_ASSIGNMENT_
A complete, word-for-word restatement of the entries is needed.

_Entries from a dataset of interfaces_

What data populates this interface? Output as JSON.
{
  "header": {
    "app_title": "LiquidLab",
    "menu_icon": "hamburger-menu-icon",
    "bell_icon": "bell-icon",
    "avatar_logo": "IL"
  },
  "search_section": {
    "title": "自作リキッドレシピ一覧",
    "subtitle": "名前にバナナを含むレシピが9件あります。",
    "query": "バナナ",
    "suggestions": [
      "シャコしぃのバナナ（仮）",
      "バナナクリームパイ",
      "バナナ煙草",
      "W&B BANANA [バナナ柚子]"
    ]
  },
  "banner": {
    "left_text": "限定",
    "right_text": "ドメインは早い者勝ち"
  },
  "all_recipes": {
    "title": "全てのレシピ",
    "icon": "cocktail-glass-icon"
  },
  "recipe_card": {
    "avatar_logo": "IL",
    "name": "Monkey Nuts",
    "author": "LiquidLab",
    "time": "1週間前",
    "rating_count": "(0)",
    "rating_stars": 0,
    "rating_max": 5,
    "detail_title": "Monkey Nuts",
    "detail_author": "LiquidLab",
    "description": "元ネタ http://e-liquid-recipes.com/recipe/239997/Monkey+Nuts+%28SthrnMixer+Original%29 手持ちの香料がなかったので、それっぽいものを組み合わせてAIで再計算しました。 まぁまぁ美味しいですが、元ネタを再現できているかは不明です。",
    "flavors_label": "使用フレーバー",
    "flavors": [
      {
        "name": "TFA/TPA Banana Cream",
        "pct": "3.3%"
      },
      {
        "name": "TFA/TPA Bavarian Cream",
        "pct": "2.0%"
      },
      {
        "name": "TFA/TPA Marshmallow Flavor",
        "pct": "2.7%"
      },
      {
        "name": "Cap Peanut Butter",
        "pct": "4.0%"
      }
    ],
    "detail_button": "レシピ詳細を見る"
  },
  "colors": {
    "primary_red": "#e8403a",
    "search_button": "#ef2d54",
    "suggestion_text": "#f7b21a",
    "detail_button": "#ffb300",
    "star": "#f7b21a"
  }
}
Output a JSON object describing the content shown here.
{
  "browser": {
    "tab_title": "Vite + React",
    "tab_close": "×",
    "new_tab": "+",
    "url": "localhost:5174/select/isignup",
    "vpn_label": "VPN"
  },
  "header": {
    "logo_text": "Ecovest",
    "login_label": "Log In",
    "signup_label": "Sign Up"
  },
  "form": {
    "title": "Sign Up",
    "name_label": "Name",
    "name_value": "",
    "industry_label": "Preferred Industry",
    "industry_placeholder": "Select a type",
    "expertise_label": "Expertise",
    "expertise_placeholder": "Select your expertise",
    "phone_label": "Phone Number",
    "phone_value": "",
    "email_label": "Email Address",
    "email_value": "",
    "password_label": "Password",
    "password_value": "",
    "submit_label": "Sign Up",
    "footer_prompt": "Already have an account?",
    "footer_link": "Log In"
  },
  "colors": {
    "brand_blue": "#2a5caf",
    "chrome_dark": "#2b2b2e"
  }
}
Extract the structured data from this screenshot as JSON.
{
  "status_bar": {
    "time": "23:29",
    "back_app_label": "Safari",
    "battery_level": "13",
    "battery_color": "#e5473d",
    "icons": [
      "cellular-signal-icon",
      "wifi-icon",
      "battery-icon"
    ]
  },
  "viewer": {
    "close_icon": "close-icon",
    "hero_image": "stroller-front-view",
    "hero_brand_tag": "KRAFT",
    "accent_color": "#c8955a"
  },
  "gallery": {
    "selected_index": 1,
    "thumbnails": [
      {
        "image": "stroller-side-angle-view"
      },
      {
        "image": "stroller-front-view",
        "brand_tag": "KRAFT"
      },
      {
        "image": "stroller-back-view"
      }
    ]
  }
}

_FINISHED TASK_
What data populates this interface? Output as JSON.
{
  "header": {
    "app_title": "LiquidLab",
    "menu_icon": "hamburger-menu-icon",
    "bell_icon": "bell-icon",
    "avatar_logo": "IL"
  },
  "search_section": {
    "title": "自作リキッドレシピ一覧",
    "subtitle": "名前にバナナを含むレシピが9件あります。",
    "query": "バナナ",
    "suggestions": [
      "シャコしぃのバナナ（仮）",
      "バナナクリームパイ",
      "バナナ煙草",
      "W&B BANANA [バナナ柚子]"
    ]
  },
  "banner": {
    "left_text": "限定",
    "right_text": "ドメインは早い者勝ち"
  },
  "all_recipes": {
    "title": "全てのレシピ",
    "icon": "cocktail-glass-icon"
  },
  "recipe_card": {
    "avatar_logo": "IL",
    "name": "Monkey Nuts",
    "author": "LiquidLab",
    "time": "1週間前",
    "rating_count": "(0)",
    "rating_stars": 0,
    "rating_max": 5,
    "detail_title": "Monkey Nuts",
    "detail_author": "LiquidLab",
    "description": "元ネタ http://e-liquid-recipes.com/recipe/239997/Monkey+Nuts+%28SthrnMixer+Original%29 手持ちの香料がなかったので、それっぽいものを組み合わせてAIで再計算しました。 まぁまぁ美味しいですが、元ネタを再現できているかは不明です。",
    "flavors_label": "使用フレーバー",
    "flavors": [
      {
        "name": "TFA/TPA Banana Cream",
        "pct": "3.3%"
      },
      {
        "name": "TFA/TPA Bavarian Cream",
        "pct": "2.0%"
      },
      {
        "name": "TFA/TPA Marshmallow Flavor",
        "pct": "2.7%"
      },
      {
        "name": "Cap Peanut Butter",
        "pct": "4.0%"
      }
    ],
    "detail_button": "レシピ詳細を見る"
  },
  "colors": {
    "primary_red": "#e8403a",
    "search_button": "#ef2d54",
    "suggestion_text": "#f7b21a",
    "detail_button": "#ffb300",
    "star": "#f7b21a"
  }
}
Output a JSON object describing the content shown here.
{
  "browser": {
    "tab_title": "Vite + React",
    "tab_close": "×",
    "new_tab": "+",
    "url": "localhost:5174/select/isignup",
    "vpn_label": "VPN"
  },
  "header": {
    "logo_text": "Ecovest",
    "login_label": "Log In",
    "signup_label": "Sign Up"
  },
  "form": {
    "title": "Sign Up",
    "name_label": "Name",
    "name_value": "",
    "industry_label": "Preferred Industry",
    "industry_placeholder": "Select a type",
    "expertise_label": "Expertise",
    "expertise_placeholder": "Select your expertise",
    "phone_label": "Phone Number",
    "phone_value": "",
    "email_label": "Email Address",
    "email_value": "",
    "password_label": "Password",
    "password_value": "",
    "submit_label": "Sign Up",
    "footer_prompt": "Already have an account?",
    "footer_link": "Log In"
  },
  "colors": {
    "brand_blue": "#2a5caf",
    "chrome_dark": "#2b2b2e"
  }
}
Extract the structured data from this screenshot as JSON.
{
  "status_bar": {
    "time": "23:29",
    "back_app_label": "Safari",
    "battery_level": "13",
    "battery_color": "#e5473d",
    "icons": [
      "cellular-signal-icon",
      "wifi-icon",
      "battery-icon"
    ]
  },
  "viewer": {
    "close_icon": "close-icon",
    "hero_image": "stroller-front-view",
    "hero_brand_tag": "KRAFT",
    "accent_color": "#c8955a"
  },
  "gallery": {
    "selected_index": 1,
    "thumbnails": [
      {
        "image": "stroller-side-angle-view"
      },
      {
        "image": "stroller-front-view",
        "brand_tag": "KRAFT"
      },
      {
        "image": "stroller-back-view"
      }
    ]
  }
}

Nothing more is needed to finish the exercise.